Output the following data exactly.

* [Records from a data collection]
▶

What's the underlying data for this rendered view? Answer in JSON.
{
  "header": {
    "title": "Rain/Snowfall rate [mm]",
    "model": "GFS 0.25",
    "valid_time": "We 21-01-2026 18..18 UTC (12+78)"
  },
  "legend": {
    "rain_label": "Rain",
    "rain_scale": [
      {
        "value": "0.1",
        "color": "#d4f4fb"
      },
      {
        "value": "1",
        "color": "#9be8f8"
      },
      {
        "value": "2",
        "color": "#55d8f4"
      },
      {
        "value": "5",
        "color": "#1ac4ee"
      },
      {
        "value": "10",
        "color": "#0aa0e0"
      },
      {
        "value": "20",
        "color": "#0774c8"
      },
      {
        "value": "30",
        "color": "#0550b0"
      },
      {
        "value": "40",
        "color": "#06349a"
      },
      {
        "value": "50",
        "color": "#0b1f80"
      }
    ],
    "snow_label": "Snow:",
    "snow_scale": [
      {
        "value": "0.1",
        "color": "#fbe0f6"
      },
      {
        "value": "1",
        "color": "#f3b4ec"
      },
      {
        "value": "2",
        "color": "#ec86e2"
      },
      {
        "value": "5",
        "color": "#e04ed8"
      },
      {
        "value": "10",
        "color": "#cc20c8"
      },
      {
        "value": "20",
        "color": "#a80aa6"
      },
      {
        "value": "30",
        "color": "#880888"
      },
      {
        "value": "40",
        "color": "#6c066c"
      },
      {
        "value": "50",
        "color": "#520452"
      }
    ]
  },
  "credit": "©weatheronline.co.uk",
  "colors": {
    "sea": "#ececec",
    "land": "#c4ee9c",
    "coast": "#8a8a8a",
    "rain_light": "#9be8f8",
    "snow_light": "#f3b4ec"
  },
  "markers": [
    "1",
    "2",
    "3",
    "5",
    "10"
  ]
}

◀

* [RESULT]
What's the underlying data for this rendered view? Answer in JSON.
{
  "header": {
    "title": "Rain/Snowfall rate [mm]",
    "model": "GFS 0.25",
    "valid_time": "We 21-01-2026 18..18 UTC (12+78)"
  },
  "legend": {
    "rain_label": "Rain",
    "rain_scale": [
      {
        "value": "0.1",
        "color": "#d4f4fb"
      },
      {
        "value": "1",
        "color": "#9be8f8"
      },
      {
        "value": "2",
        "color": "#55d8f4"
      },
      {
        "value": "5",
        "color": "#1ac4ee"
      },
      {
        "value": "10",
        "color": "#0aa0e0"
      },
      {
        "value": "20",
        "color": "#0774c8"
      },
      {
        "value": "30",
        "color": "#0550b0"
      },
      {
        "value": "40",
        "color": "#06349a"
      },
      {
        "value": "50",
        "color": "#0b1f80"
      }
    ],
    "snow_label": "Snow:",
    "snow_scale": [
      {
        "value": "0.1",
        "color": "#fbe0f6"
      },
      {
        "value": "1",
        "color": "#f3b4ec"
      },
      {
        "value": "2",
        "color": "#ec86e2"
      },
      {
        "value": "5",
        "color": "#e04ed8"
      },
      {
        "value": "10",
        "color": "#cc20c8"
      },
      {
        "value": "20",
        "color": "#a80aa6"
      },
      {
        "value": "30",
        "color": "#880888"
      },
      {
        "value": "40",
        "color": "#6c066c"
      },
      {
        "value": "50",
        "color": "#520452"
      }
    ]
  },
  "credit": "©weatheronline.co.uk",
  "colors": {
    "sea": "#ececec",
    "land": "#c4ee9c",
    "coast": "#8a8a8a",
    "rain_light": "#9be8f8",
    "snow_light": "#f3b4ec"
  },
  "markers": [
    "1",
    "2",
    "3",
    "5",
    "10"
  ]
}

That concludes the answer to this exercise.